Now we’re getting into an area I understand even less will than I understand what I’ve probably mis-explained already. My understanding is that people began to use CDS’s speculatively. I think that means, they wrote checks their ass couldn’t cash — that is, “insured” loans, which if they were ever called to pay on, they couldn’t — or, perhaps it only means they insured too many loans with an unrealistically optimistic expectation as to the fraction of those loans which would end up in default, esp. given the lack of incentive for lenders to bother with loaning only to credit worthy borrowers due to the securitization of loans.
So now, not only do you have a lot of loans going into default, you’ve got all these speculative investments in credit default swaps having to (try to) cover these defaults — which they can’t — not at the rate they’re happening.
And that is about the extent of my understanding, and I probably got some of it wrong, and notice I haven’t tried to talk about the magnitude of the problem, or what it really means to the economy, because that’s well beyond what I can understand.
Some links which might be interesting:
- Wikipedia: Credit Default Swaps
- Financial Crisis: Asset Securitization– The Last Tango (The author of this is a nutball in some areas — he’s an ex peak oil believer — he apparently believes oil is produced not by organic means, but by a mysterious process deep in the earth. But, his article on the subprime mess seems pretty good to me, despite this.)
- Wikipedia page on the Glass-Steagall act Enacted after Great Depression, this separated investment banks from commercial banks. Repealed in 1999 by Gramm-Leach-Bliley act.
- Wikipedia page on the Community Restoration act (1977) According to wikipedia, this is what made it legal to securitize subprime loans in 1995. (I’m fuzzy on the details here.)
- Wikipedia page for “collateralized debt obligation
- Gramm-Leach-Bliley act The repeal of the Glass-Steagall act pushed through Republican controlled congress by Phil Gramm, veto proof. here is the senate voting record, and here is the House voting record.

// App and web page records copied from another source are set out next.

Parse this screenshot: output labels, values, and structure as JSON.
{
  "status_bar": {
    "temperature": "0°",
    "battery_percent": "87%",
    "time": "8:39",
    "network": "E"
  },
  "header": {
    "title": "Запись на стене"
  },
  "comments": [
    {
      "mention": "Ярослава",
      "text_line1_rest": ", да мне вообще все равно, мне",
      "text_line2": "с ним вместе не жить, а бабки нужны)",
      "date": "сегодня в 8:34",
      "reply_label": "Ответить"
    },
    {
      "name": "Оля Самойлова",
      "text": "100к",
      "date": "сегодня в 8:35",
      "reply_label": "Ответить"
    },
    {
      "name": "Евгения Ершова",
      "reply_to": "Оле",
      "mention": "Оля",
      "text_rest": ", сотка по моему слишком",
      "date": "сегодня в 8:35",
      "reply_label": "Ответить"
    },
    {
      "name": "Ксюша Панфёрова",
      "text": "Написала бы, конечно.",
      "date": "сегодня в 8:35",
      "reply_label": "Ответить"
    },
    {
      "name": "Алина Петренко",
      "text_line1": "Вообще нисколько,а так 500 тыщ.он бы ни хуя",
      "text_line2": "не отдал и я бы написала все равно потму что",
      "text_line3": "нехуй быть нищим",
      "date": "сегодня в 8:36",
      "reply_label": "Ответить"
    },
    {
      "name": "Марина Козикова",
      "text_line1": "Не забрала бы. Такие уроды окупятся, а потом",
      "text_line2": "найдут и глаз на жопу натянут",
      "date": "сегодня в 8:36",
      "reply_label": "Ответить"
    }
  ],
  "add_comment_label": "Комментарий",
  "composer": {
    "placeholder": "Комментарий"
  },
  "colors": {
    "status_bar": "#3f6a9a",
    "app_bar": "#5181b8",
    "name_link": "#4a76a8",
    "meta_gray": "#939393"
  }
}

Check out the Dems vs. Repubs on these.
An interesting post and thread on metafilter about this mess.
- A pretty good (I think) explanation of credit default swaps.
You can probably google up some more interesting links without much trouble.